First, Auto Equity Sales v. Superior Court (1962) 57 Cal.2d 450 holds the California Supreme Court's decisions are binding on the Court of Appeal, not that the Court of Appeal binds itself with its own prior decisions. As the California Supreme Court explained, “The decisions of [the Supreme] [C]ourt are binding upon and must be followed by all the state courts of California. Decisions of every division of the ․ Courts of Appeal are binding upon all the justice and municipal courts and upon all the superior courts of this state, and this is so whether or not the superior court is acting as a trial or appellate court.” (Auto Equity Sales, supra, 57 Cal.2d at p. 455.) Auto Equity Sales does not prevent a Court of Appeal district from departing from its earlier decision when there exists good reason for doing so. (Lucent Technologies, Inc. v. Board of Equalization (2015) 241 Cal.App.4th 19, 35.)

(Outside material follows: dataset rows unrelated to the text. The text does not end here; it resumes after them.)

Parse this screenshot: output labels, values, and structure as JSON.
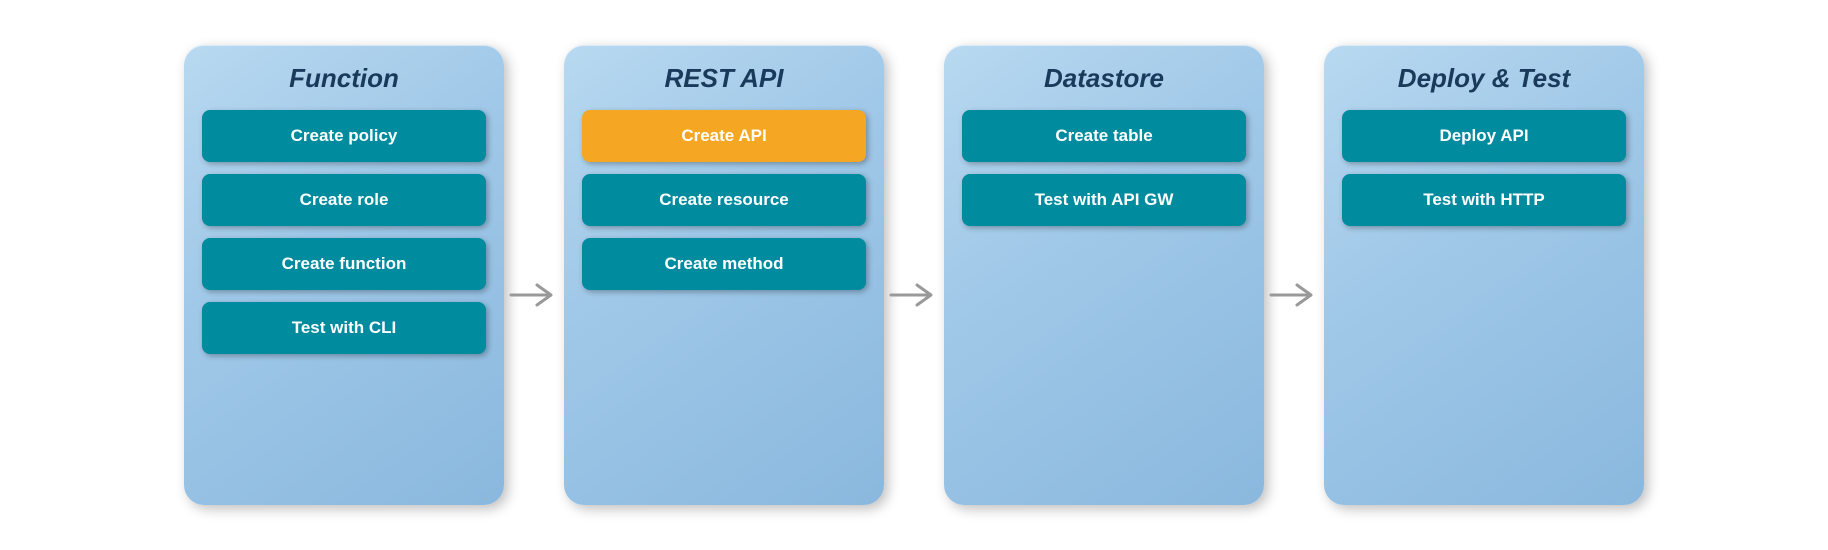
{
  "panels": [
    {
      "id": "function",
      "title": "Function",
      "items": [
        {
          "label": "Create policy",
          "active": false
        },
        {
          "label": "Create role",
          "active": false
        },
        {
          "label": "Create function",
          "active": false
        },
        {
          "label": "Test with CLI",
          "active": false
        }
      ]
    },
    {
      "id": "rest-api",
      "title": "REST API",
      "items": [
        {
          "label": "Create API",
          "active": true
        },
        {
          "label": "Create resource",
          "active": false
        },
        {
          "label": "Create method",
          "active": false
        }
      ]
    },
    {
      "id": "datastore",
      "title": "Datastore",
      "items": [
        {
          "label": "Create table",
          "active": false
        },
        {
          "label": "Test with API GW",
          "active": false
        }
      ]
    },
    {
      "id": "deploy-test",
      "title": "Deploy & Test",
      "items": [
        {
          "label": "Deploy API",
          "active": false
        },
        {
          "label": "Test with HTTP",
          "active": false
        }
      ]
    }
  ],
  "arrows": [
    {
      "id": "arrow-1"
    },
    {
      "id": "arrow-2"
    },
    {
      "id": "arrow-3"
    }
  ]
}
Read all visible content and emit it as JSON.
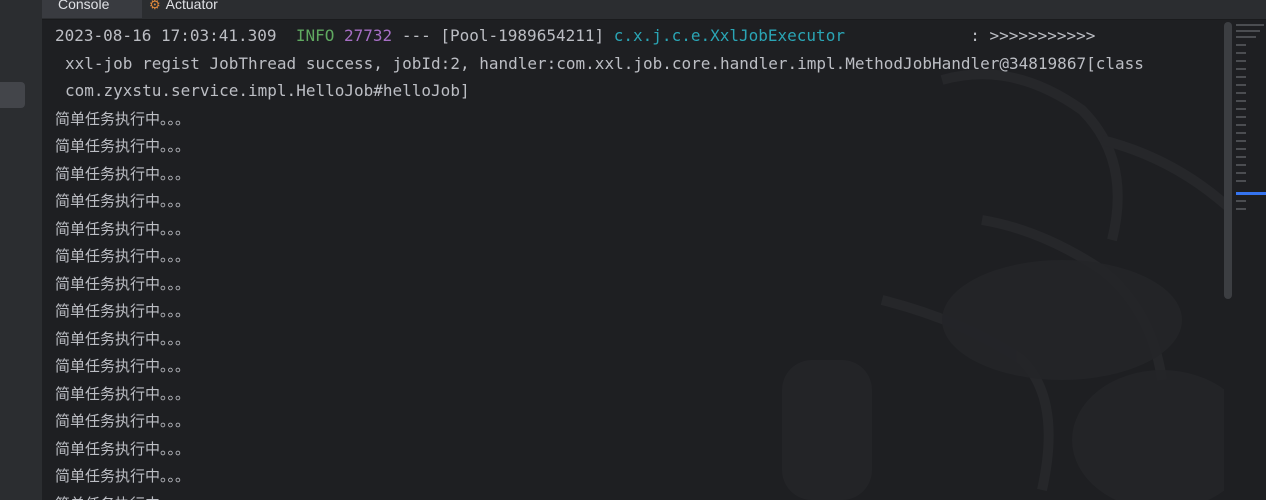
{
  "tabs": {
    "console_label": "Console",
    "actuator_label": "Actuator"
  },
  "log": {
    "header": {
      "timestamp": "2023-08-16 17:03:41.309",
      "level": "INFO",
      "pid": "27732",
      "separator": "---",
      "thread": "[Pool-1989654211]",
      "logger": "c.x.j.c.e.XxlJobExecutor",
      "arrow": ": >>>>>>>>>>>"
    },
    "continuation_1": "xxl-job regist JobThread success, jobId:2, handler:com.xxl.job.core.handler.impl.MethodJobHandler@34819867[class",
    "continuation_2": "com.zyxstu.service.impl.HelloJob#helloJob]",
    "task_lines": [
      "简单任务执行中。。。",
      "简单任务执行中。。。",
      "简单任务执行中。。。",
      "简单任务执行中。。。",
      "简单任务执行中。。。",
      "简单任务执行中。。。",
      "简单任务执行中。。。",
      "简单任务执行中。。。",
      "简单任务执行中。。。",
      "简单任务执行中。。。",
      "简单任务执行中。。。",
      "简单任务执行中。。。",
      "简单任务执行中。。。",
      "简单任务执行中。。。",
      "简单任务执行中"
    ]
  },
  "colors": {
    "background": "#1e1f22",
    "info_level": "#5fa860",
    "pid": "#a66ec4",
    "logger": "#2aa5b5",
    "text": "#bcbec4"
  },
  "icons": {
    "actuator": "actuator-icon"
  }
}
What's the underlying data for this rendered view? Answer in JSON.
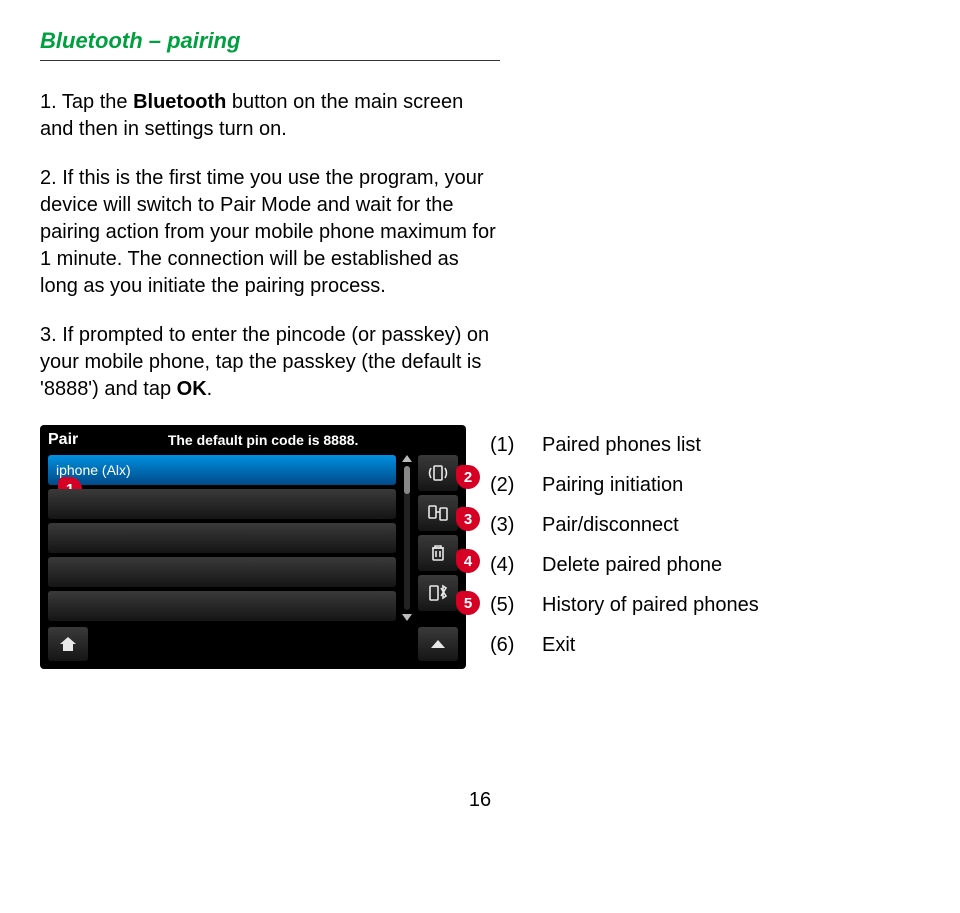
{
  "heading": "Bluetooth – pairing",
  "steps": {
    "s1": {
      "num": "1.",
      "pre": "Tap the ",
      "bold": "Bluetooth",
      "post": " button on the main screen and then in settings turn on."
    },
    "s2": {
      "num": "2.",
      "text": "If this is the first time you use the program, your device will switch to Pair Mode and wait for the pairing action from your mobile phone maximum for 1 minute. The connection will be established as long as you initiate the pairing process."
    },
    "s3": {
      "num": "3.",
      "pre": "If prompted to enter the pincode (or passkey) on your mobile phone, tap the passkey (the default is '8888') and tap ",
      "bold": "OK",
      "post": "."
    }
  },
  "device": {
    "title": "Pair",
    "subtitle": "The default pin code is 8888.",
    "selected": "iphone (Alx)"
  },
  "badges": {
    "b1": "1",
    "b2": "2",
    "b3": "3",
    "b4": "4",
    "b5": "5"
  },
  "legend": [
    {
      "n": "(1)",
      "t": "Paired phones list"
    },
    {
      "n": "(2)",
      "t": "Pairing initiation"
    },
    {
      "n": "(3)",
      "t": "Pair/disconnect"
    },
    {
      "n": "(4)",
      "t": "Delete paired phone"
    },
    {
      "n": "(5)",
      "t": "History of paired phones"
    },
    {
      "n": "(6)",
      "t": "Exit"
    }
  ],
  "page_number": "16"
}
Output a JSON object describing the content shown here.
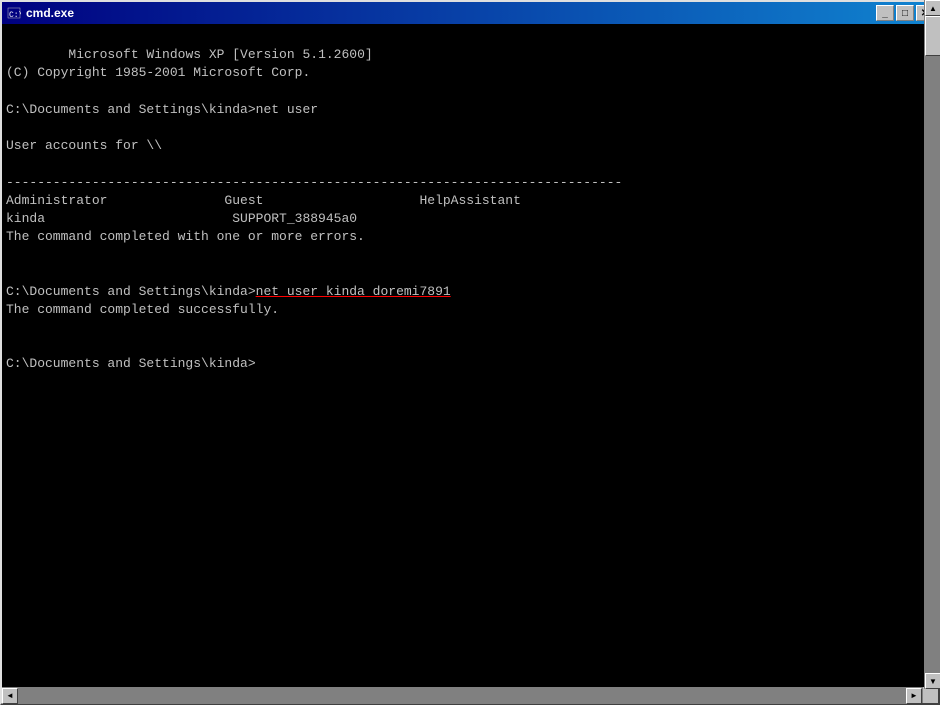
{
  "window": {
    "title": "cmd.exe",
    "title_icon": "terminal-icon"
  },
  "titlebar": {
    "minimize_label": "_",
    "maximize_label": "□",
    "close_label": "✕"
  },
  "console": {
    "line1": "Microsoft Windows XP [Version 5.1.2600]",
    "line2": "(C) Copyright 1985-2001 Microsoft Corp.",
    "line3": "",
    "line4": "C:\\Documents and Settings\\kinda>net user",
    "line5": "",
    "line6": "User accounts for \\\\",
    "line7": "",
    "line8": "-------------------------------------------------------------------------------",
    "line9_col1": "Administrator",
    "line9_col2": "Guest",
    "line9_col3": "HelpAssistant",
    "line10_col1": "kinda",
    "line10_col2": "SUPPORT_388945a0",
    "line11": "The command completed with one or more errors.",
    "line12": "",
    "line13": "",
    "line14_prefix": "C:\\Documents and Settings\\kinda>",
    "line14_cmd": "net user kinda doremi7891",
    "line15": "The command completed successfully.",
    "line16": "",
    "line17": "",
    "line18": "C:\\Documents and Settings\\kinda>"
  },
  "scrollbar": {
    "up_arrow": "▲",
    "down_arrow": "▼",
    "left_arrow": "◄",
    "right_arrow": "►"
  }
}
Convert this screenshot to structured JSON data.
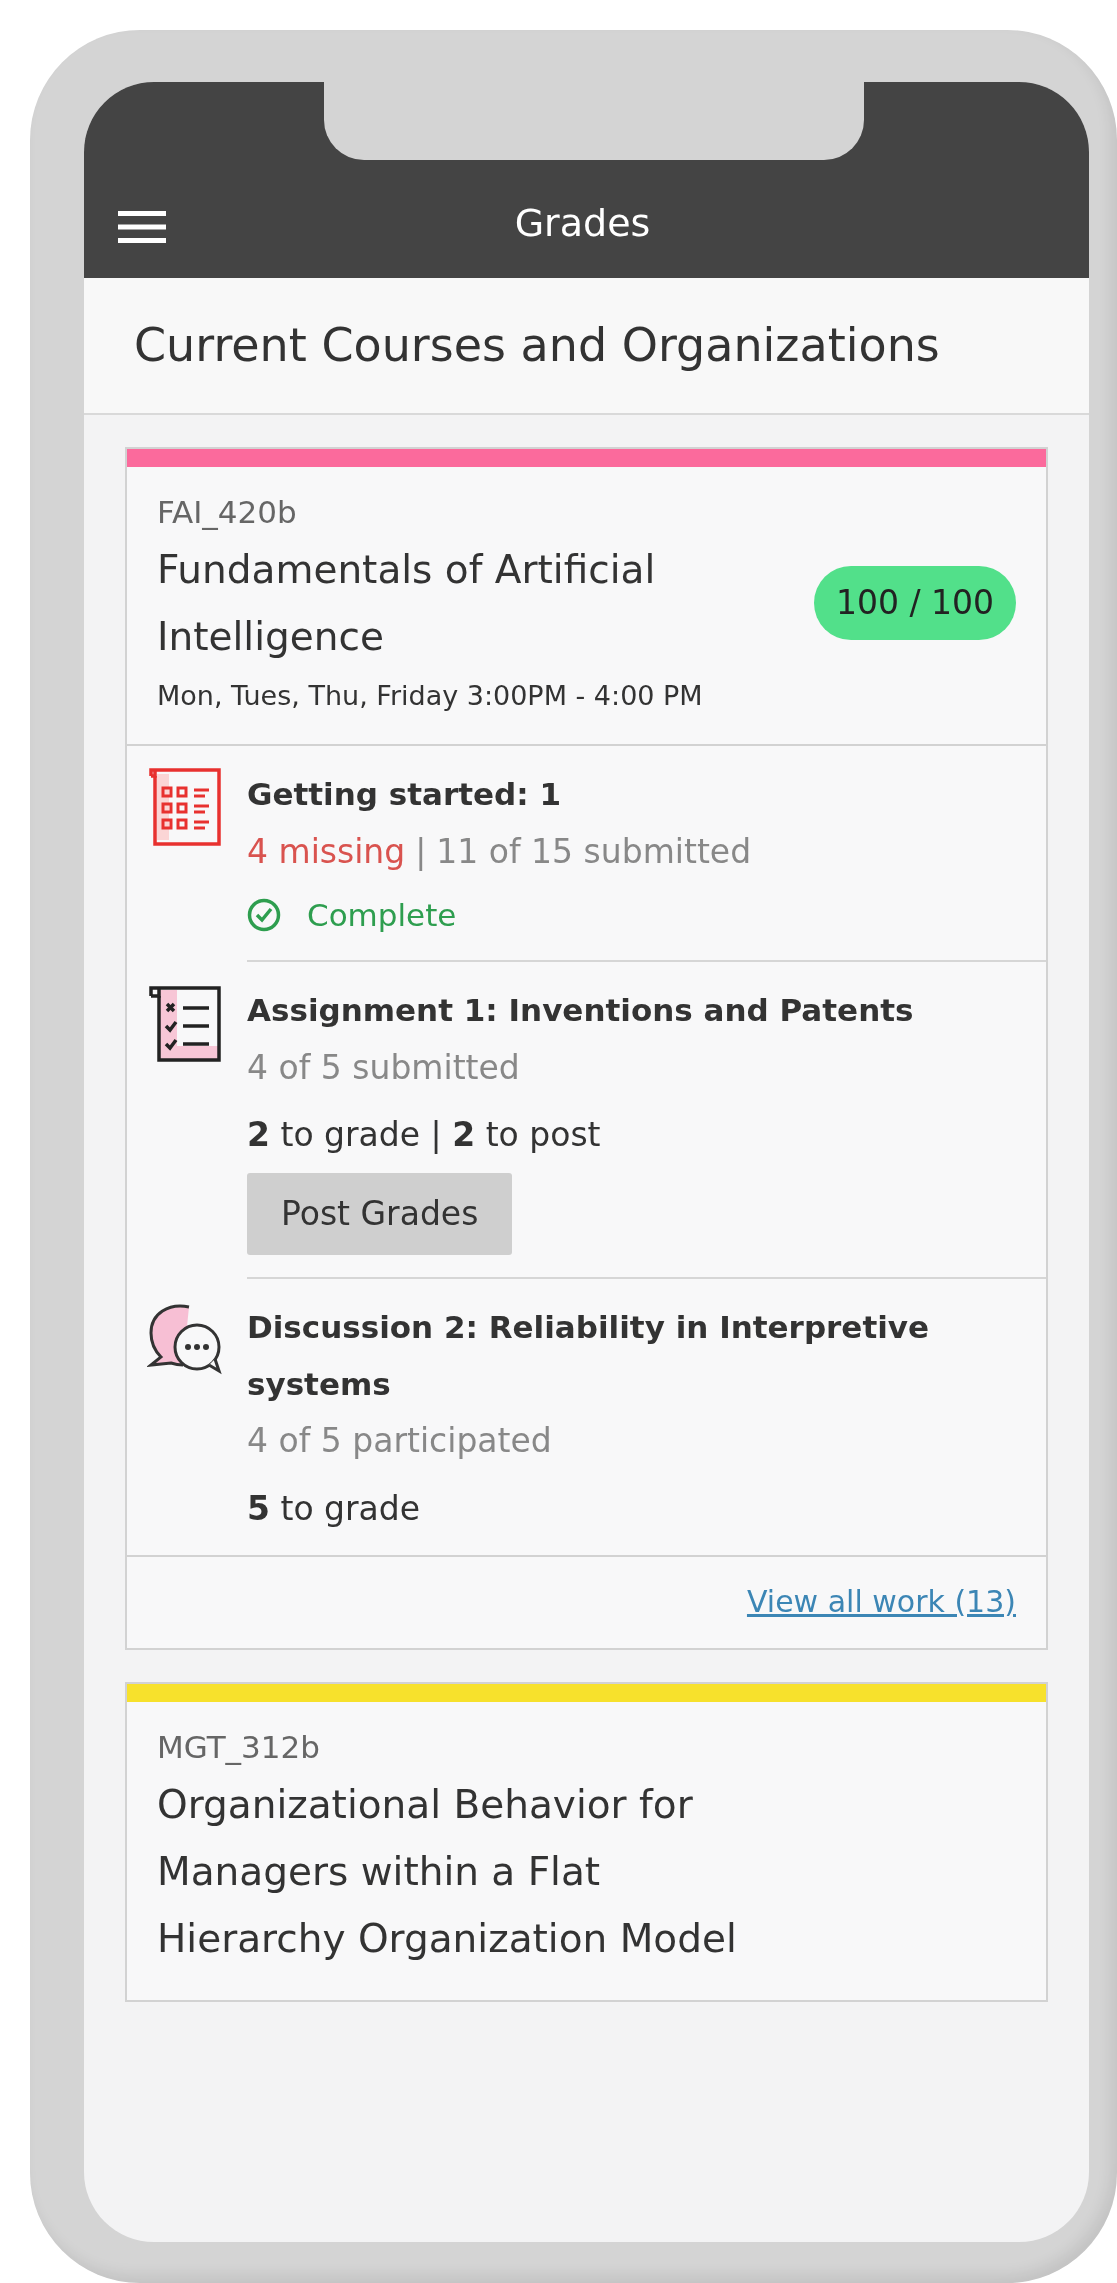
{
  "header": {
    "title": "Grades"
  },
  "heading": "Current Courses and Organizations",
  "courses": [
    {
      "code": "FAI_420b",
      "title": "Fundamentals of Artificial Intelligence",
      "schedule": "Mon, Tues, Thu, Friday 3:00PM - 4:00 PM",
      "color": "#fb6a9c",
      "grade": "100 / 100",
      "items": [
        {
          "kind": "test",
          "title": "Getting started: 1",
          "missing": "4 missing",
          "separator": "|",
          "submitted": "11 of 15 submitted",
          "status": "Complete"
        },
        {
          "kind": "assignment",
          "title": "Assignment 1: Inventions and Patents",
          "submitted": "4 of 5 submitted",
          "to_grade": "**2** to grade | **2** to post",
          "button": "Post Grades"
        },
        {
          "kind": "discussion",
          "title": "Discussion 2: Reliability in Interpretive systems",
          "submitted": "4 of 5 participated",
          "to_grade": "**5** to grade"
        }
      ],
      "link": "View all work (13)"
    },
    {
      "code": "MGT_312b",
      "title": "Organizational Behavior for Managers within a Flat Hierarchy Organization Model",
      "color": "#f7e12c"
    }
  ]
}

Second, as we have explained, the trial court reached the correct result by factually distinguishing Zuckerman as applying at a time when there had not yet developed a market for natural gas storage leases. Zuckerman did not purport to constrain valuation methodology for natural gas storage leases in California regardless of whether a market developed. (See 189 Cal.App.3d at p. 1121.) Thus, Zuckerman provides no support for Southam's argument a volume-based valuation method should be allowed when a developed market in California invariably uses a different metric. (Id. at pp. 1128, 1135.)


Testimony of Southam and Bertholf

Southam asserts his own testimony as well as that of his expert, Bertholf, should have been admitted to prove Southam's property “held 43% of the gas storage sands.” We deem the assertion forfeited for lack of any lack of legal analysis or citation to any legal authority. “To demonstrate error, appellant must present meaningful legal analysis supported by citations to authority and citations to facts in the record that support the claim of error. (City of Lincoln v. Barringer (2002) 102 Cal.App.4th 1211, 1239, fn. 16; In re Marriage of Nichols (1994) 27 Cal.App.4th 661, 672-673, fn. 3.) When a point is asserted without argument and authority for the proposition, „ it is deemed to be without foundation and requires no discussion by the reviewing court.' (Atchley v. City of Fresno [ (1984) ] 151 Cal.App.3d [635,] 647; accord, Berger v. Godden [ (1985) ] 163 Cal.App.3d [1113,] 1117 [„failure of appellant to advance any pertinent or intelligible legal argument ․ constitute[s] an abandonment of the [claim of error'].)” (In re S.C. (2006) 138 Cal.App.4th 396, 408.)


Southam's Opportunity to Advance its Theory of the Case

The entirety of Southam's next contention consists of the following sentence: “Southam was entitled to have [its] fact based theory of his case go to the jury.” The contention is forfeited for lack of any analysis or a single citation to the appellate record. (City of Lincoln v. Barringer (2002) 102 Cal.App.4th 1211, 1239, fn. 16; Miller v. Superior Court (2002) 101 Cal.App.4th 728, 743 [failure to cite to the record waives the claim of error].)


“Fallacy” in Referring to Other Owners of the Project

Southam claims mathematical errors favored nearby landowners at his expense. The argument contains no legal analysis or legal authority in support and is therefore forfeited. (In re S.C., supra, 138 Cal.App.4th at p. 408; City of Lincoln v. Barringer, supra, 102 Cal.App.4th at p. 1239, fn. 16.)


Allocation of 11.18 Percent of the 4 Percent of AGI to Southam

Finally, Southam asserts his Fifth Amendment right to just compensation was undermined by “Central Valley's allocation of 11.18% of 4% of the AGI” to him. The assertion is forfeited for lack of meaningful analysis or any citation to the appellate record. (City of Lincoln v. Barringer, supra, 102 Cal.App.4th at p. 1239, fn. 16; Miller v. Superior Court, supra, 101 Cal.App.4th at p. 743.)


The judgment is affirmed. Central Valley Gas Storage LLC shall recover its costs on appeal. (Cal. Rules of Court, rule 8.278(a)(1) & (2).)


We concur: HULL, Acting P. J. RENNER, J.